*Prompt*
Copy every line that contains the string "calendar" from the entries below.

*Dataset entries*
↓

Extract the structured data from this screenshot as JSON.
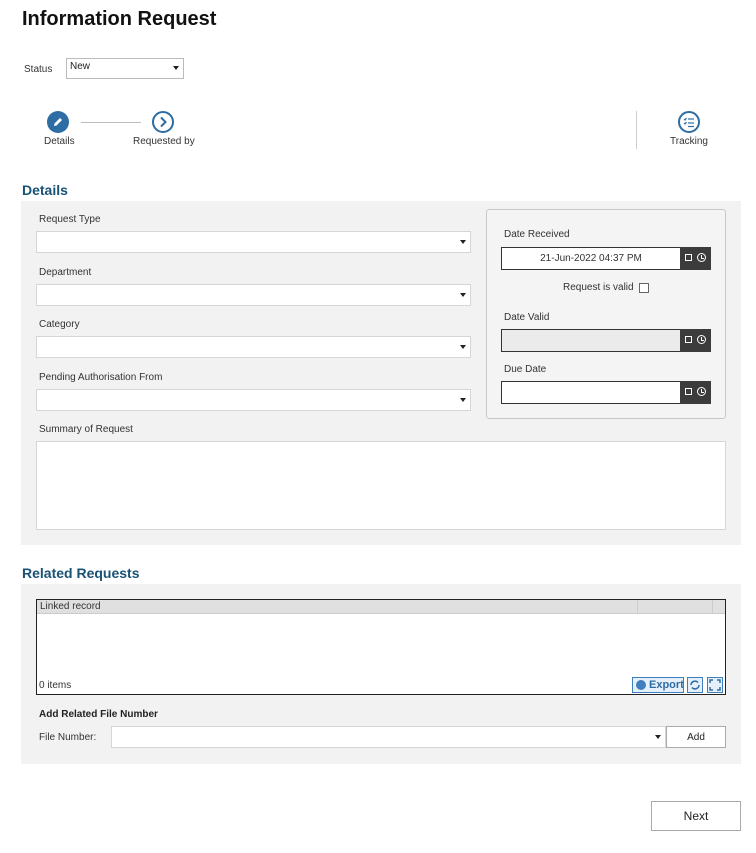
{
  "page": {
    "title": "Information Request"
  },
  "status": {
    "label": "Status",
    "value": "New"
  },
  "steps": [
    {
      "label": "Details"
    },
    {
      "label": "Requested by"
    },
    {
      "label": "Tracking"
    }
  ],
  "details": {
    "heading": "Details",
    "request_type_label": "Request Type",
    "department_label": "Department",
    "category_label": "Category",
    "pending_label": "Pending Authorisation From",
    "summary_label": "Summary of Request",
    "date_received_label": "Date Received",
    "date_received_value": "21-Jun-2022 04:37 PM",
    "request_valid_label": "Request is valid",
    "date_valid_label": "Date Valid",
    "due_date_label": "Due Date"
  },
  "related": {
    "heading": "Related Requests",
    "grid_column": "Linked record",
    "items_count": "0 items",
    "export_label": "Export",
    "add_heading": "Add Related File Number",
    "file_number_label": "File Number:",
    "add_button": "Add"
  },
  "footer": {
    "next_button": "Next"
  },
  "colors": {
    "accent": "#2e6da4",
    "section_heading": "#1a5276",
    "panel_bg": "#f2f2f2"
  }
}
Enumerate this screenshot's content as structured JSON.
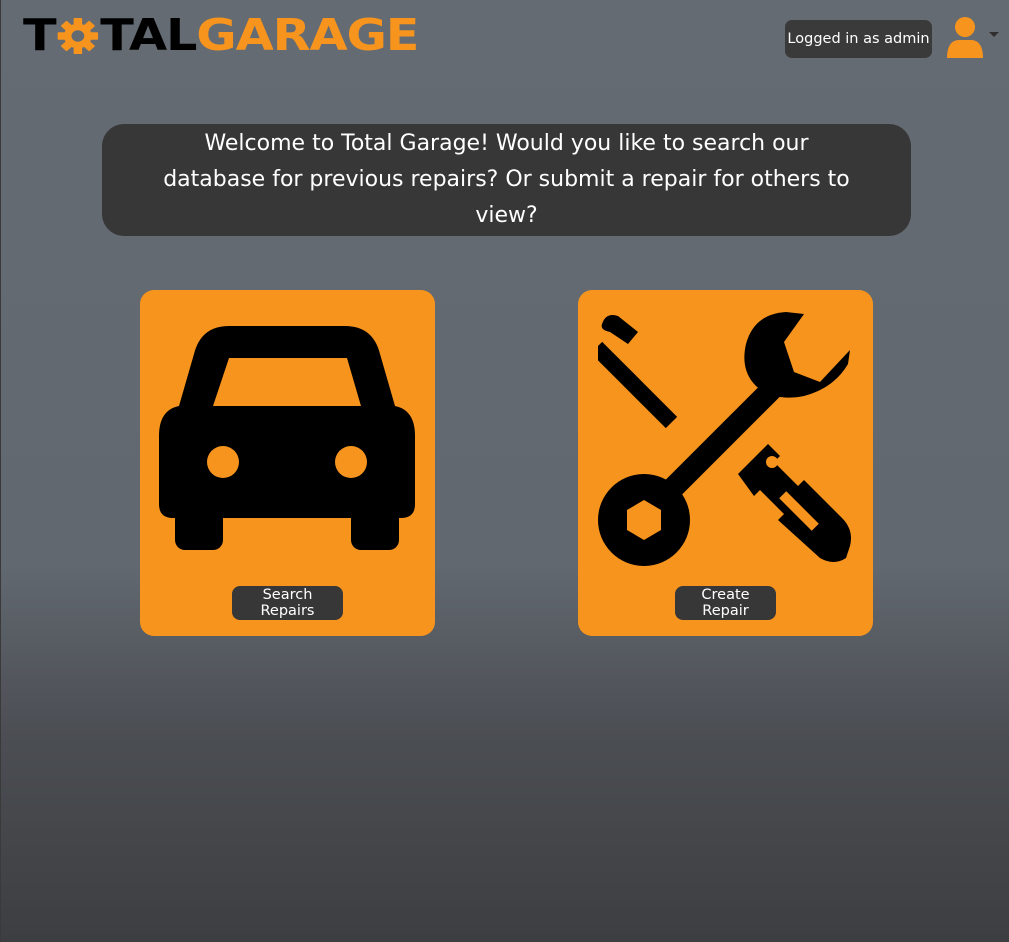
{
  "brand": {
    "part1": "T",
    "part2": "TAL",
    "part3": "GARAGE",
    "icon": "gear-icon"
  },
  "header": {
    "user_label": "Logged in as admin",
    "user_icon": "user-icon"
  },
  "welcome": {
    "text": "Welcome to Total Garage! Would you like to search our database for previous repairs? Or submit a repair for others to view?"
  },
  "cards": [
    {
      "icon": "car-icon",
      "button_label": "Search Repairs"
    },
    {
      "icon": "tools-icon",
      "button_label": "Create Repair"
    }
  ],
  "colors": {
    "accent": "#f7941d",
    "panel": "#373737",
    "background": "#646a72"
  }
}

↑
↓

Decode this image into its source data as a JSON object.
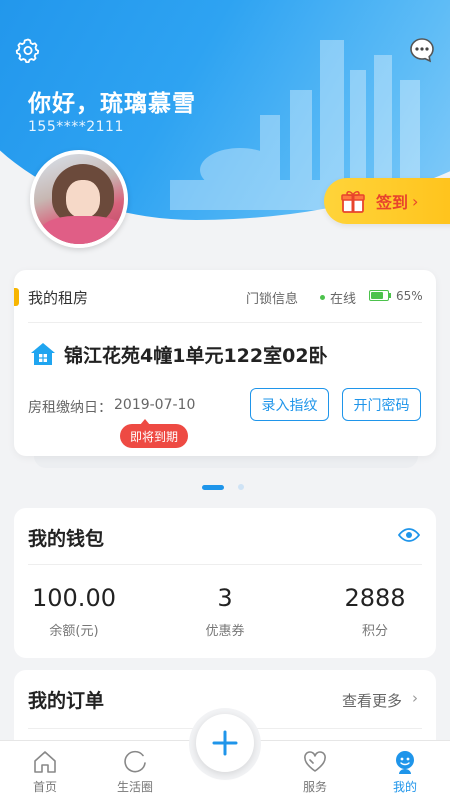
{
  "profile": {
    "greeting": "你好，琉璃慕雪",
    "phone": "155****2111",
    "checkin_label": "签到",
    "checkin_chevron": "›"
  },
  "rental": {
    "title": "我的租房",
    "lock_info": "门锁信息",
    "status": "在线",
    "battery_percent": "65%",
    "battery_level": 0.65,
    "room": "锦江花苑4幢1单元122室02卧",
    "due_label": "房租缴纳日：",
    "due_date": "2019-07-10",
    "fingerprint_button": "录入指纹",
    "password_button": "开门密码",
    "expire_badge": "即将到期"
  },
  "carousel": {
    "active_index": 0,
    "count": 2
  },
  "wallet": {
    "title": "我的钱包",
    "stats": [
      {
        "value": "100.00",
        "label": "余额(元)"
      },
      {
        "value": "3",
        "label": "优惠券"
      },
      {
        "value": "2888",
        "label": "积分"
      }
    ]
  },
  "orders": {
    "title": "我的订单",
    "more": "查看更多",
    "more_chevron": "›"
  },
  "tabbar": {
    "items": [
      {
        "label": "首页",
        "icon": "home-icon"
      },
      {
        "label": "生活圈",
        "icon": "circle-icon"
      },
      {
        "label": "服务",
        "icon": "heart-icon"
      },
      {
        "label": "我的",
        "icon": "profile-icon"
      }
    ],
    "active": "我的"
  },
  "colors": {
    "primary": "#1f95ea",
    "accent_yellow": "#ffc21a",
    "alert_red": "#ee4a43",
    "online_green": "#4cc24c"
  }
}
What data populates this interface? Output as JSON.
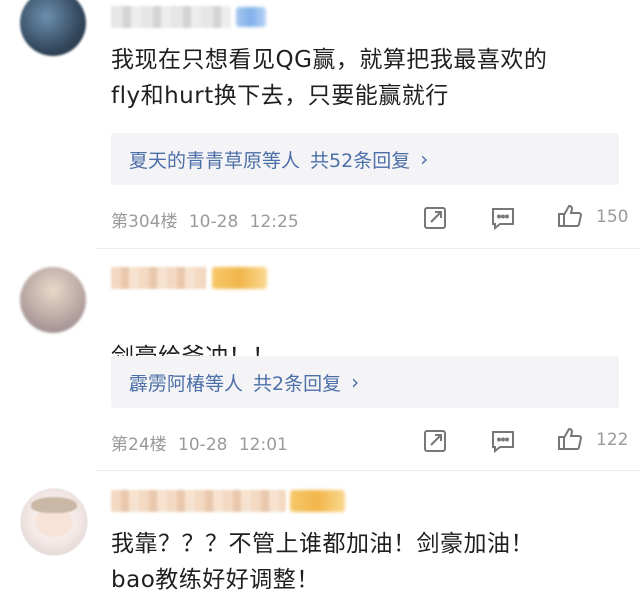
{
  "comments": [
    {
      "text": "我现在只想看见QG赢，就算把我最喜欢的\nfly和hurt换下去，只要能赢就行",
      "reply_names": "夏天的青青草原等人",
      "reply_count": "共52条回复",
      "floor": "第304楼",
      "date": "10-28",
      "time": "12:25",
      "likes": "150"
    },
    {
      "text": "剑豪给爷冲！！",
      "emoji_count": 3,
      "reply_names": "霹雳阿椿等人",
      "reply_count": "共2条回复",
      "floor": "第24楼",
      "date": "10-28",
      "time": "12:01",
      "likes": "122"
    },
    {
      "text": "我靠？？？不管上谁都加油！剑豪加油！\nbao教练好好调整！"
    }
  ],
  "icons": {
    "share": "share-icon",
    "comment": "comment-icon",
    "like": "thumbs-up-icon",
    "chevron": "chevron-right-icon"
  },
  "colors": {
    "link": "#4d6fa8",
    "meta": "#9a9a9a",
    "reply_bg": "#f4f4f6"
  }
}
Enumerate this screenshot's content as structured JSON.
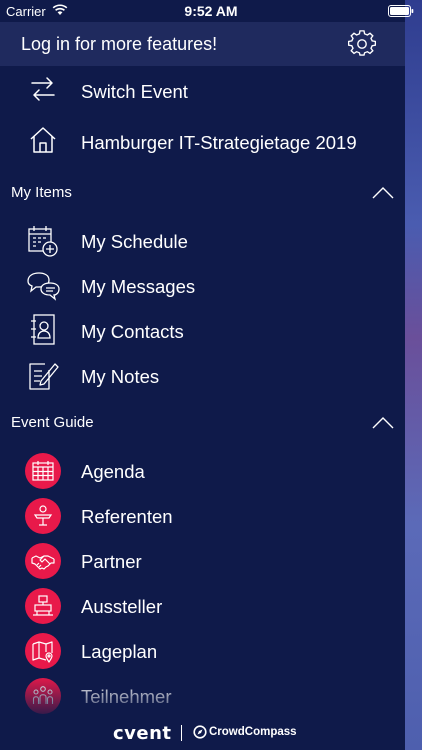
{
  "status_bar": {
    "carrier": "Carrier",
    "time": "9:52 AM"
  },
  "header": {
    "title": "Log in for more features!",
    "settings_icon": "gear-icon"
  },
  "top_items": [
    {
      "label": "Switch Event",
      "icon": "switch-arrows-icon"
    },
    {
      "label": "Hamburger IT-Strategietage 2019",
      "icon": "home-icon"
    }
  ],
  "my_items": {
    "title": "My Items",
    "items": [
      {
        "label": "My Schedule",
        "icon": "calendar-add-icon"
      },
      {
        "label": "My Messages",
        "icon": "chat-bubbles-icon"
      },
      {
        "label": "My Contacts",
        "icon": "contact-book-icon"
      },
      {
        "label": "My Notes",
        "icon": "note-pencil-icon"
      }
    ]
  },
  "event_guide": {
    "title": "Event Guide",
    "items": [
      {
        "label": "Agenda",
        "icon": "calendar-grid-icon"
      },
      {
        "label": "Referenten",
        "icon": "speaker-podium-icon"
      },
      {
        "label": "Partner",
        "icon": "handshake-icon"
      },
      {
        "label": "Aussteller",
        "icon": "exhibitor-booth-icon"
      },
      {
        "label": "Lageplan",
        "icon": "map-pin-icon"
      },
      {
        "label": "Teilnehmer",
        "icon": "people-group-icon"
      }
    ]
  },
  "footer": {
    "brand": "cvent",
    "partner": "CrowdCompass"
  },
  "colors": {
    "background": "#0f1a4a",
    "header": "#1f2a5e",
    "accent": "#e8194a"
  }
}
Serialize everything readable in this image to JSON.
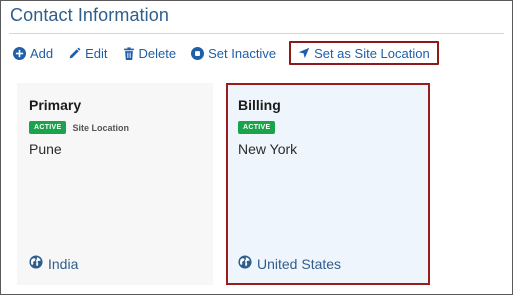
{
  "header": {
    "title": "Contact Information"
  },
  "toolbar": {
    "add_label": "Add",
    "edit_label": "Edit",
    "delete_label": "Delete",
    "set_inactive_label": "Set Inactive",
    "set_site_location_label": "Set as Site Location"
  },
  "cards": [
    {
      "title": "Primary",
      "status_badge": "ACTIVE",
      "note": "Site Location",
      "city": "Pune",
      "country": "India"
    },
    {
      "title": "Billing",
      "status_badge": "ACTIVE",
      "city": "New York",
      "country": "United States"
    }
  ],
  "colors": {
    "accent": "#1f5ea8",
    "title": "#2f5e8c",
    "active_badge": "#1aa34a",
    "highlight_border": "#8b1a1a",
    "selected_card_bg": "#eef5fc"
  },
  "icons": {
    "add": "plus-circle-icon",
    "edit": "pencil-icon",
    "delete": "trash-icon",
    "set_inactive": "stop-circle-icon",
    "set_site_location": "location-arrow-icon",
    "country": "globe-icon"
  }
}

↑
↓

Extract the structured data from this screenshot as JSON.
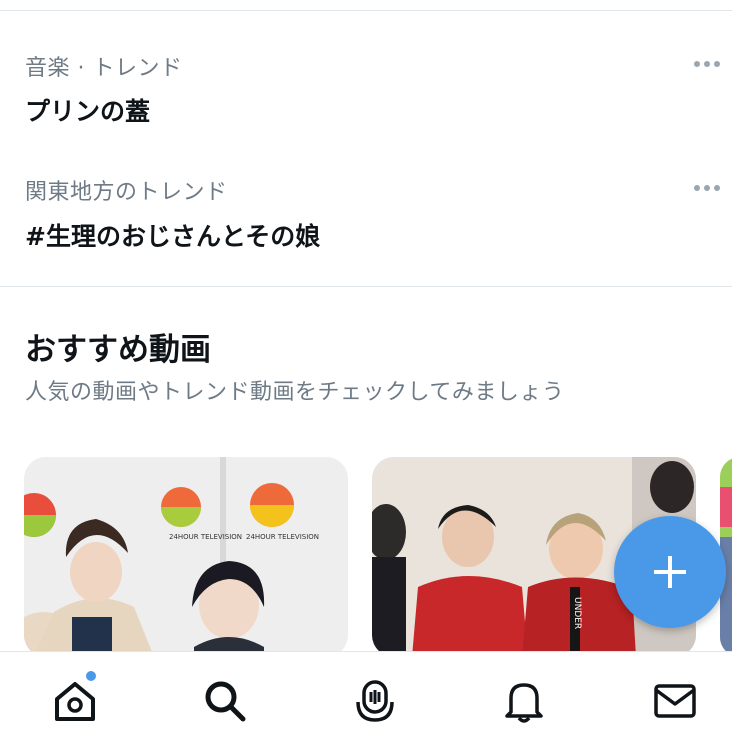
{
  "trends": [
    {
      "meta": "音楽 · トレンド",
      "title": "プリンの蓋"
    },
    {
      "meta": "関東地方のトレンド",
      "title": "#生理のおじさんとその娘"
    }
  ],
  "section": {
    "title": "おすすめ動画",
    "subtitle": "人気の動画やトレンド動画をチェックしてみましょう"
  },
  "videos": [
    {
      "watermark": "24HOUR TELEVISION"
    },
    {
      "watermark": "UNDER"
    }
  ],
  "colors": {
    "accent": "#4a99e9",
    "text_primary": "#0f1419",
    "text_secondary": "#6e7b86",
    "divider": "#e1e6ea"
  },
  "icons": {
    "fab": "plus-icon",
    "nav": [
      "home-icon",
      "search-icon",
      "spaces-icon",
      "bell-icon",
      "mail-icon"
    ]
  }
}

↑

*Response for this exercise*
        "icon": "calendar-add-icon"
        "icon": "calendar-grid-icon"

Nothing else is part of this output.